Site MapHelpFeedbackGlossary
(See related pages)

scientific method  The use of measurable and replicable techniques in framing hypotheses and collecting and analyzing data to test a theory's usefulness.
sample  A group of individuals who are representative of a larger population.
representativeness  The degree to which a sample actually possesses the characteristics of the larger population it represents.
national survey  A method of sampling in which a very large, national representative group of people are selected for a particular study.
self-report  Information that people provide about themselves, either in a direct interview or in some written form, such as a questionnaire.
direct observation  A method of observation in which researchers go into settings in the natural world to observe behaviors of interest.
speciman record  A technique by which researchers record everything a person does within a given period of time.
event sampling  A technique by which investigators record subjects' behavior only when an event of particular interest occurs, not at other times.
time sampling  A technique by which researchers record any of a set of predetermined behaviors that occur within a specified time period.
structured observation  A form of observation in which researchers structure a situation so that behaviors they wish to study are more likely to occur.
correlational method  A research design that permits investigators to establish relationships among variables as well as the strength of those relationships.
correlation coefficient  A numerical measure of how closely two factors are related to each other.
laboratory experiment  A research design that allows investigators, through controlling variables and treatments and assigning participants randomly to treatments, to determine cause and effect.
experimental group  In a formal experiment, the group that is exposed to the treatment, that is, the independent variable.
control group  In a formal experiment, the group that is not exposed to the treatment, that is, the independent variable.
random assignment  The technique by which researchers assign individuals randomly to either an experimental or a control group.
independent variable  The variable, or factor, that researchers deliberately manipulate in a formal experiment.
dependent variable  The variable, or factor, that researchers expect to change as a function of change in the independent variable.
ecological validity  The degree to which a research study accurately represents events and processes that occur in the natural world.
laboratory analogue experiment  An experiment in which investigators try to duplicate in the laboratory features or events of everyday life.

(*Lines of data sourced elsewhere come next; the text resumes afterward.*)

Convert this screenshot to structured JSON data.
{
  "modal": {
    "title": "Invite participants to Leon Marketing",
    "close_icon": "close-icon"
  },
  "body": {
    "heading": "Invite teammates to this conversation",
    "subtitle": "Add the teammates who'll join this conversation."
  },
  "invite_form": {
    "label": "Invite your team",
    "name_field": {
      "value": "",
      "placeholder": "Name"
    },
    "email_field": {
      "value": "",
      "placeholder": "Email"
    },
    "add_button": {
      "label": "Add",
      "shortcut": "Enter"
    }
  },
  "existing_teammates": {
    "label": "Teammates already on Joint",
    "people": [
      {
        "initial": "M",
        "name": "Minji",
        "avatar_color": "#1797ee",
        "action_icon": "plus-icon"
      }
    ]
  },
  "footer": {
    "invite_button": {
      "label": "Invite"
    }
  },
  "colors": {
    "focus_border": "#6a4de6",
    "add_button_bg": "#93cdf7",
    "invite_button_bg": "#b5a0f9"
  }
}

field experiment  An experiment in which researchers deliberately create a change in a real-world setting and then measure the outcome of their manipulation.

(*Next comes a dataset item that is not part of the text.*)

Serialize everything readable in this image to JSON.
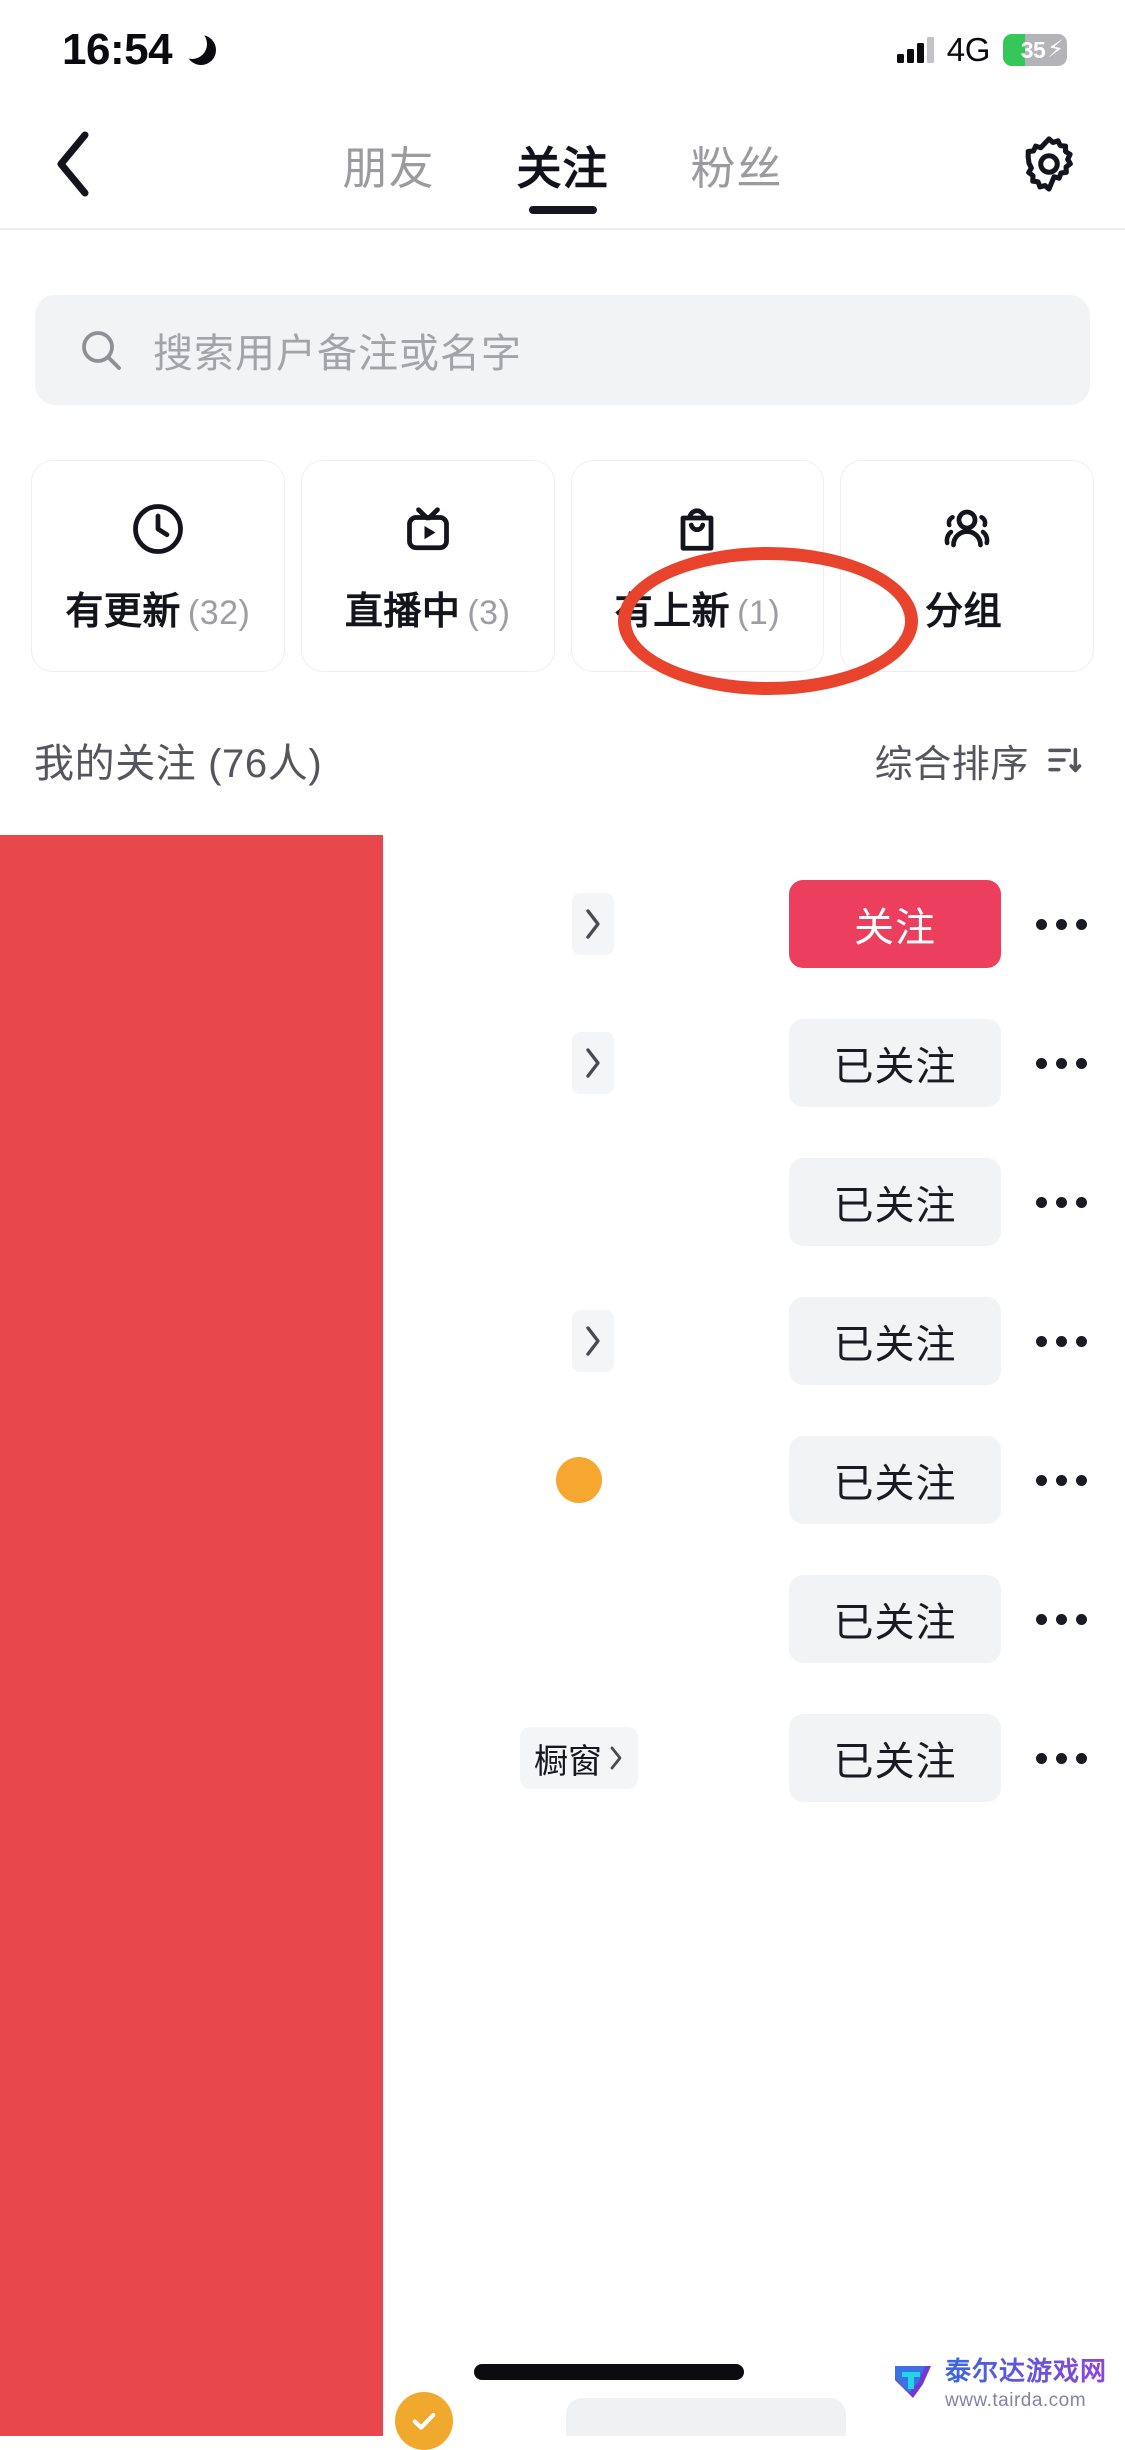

observer bias  The tendency of researchers-observers to be influenced in their judgments by their knowledge of the hypotheses guiding the research.
natural experiment  An experiment in which researchers measure the results of events that occur naturally in the real world.
case study method  A form of research in which investigators study individual persons.
ABAB design  A technique in which an experimental treatment is administered, withdrawn, and readministered in order to measure its effects. Also called a reversal design.
cross-sectional method  A research method in which researchers compare groups of individuals of different age levels at approximately the same point in time.
longitudinal method  A method in which investigators study the same people repeatedly at various times in the participants' lives.
age cohort  People born within the same generation.
sequential method  A research method that combines features of both the cross-sectional and the longitudinal methods.
informed consent  Agreement to participate in a research study that is based on a clear and full understanding of the purposes and procedures of that study.

Child PsychologyOnline Learning Center

Home > Chapter 2 > Glossary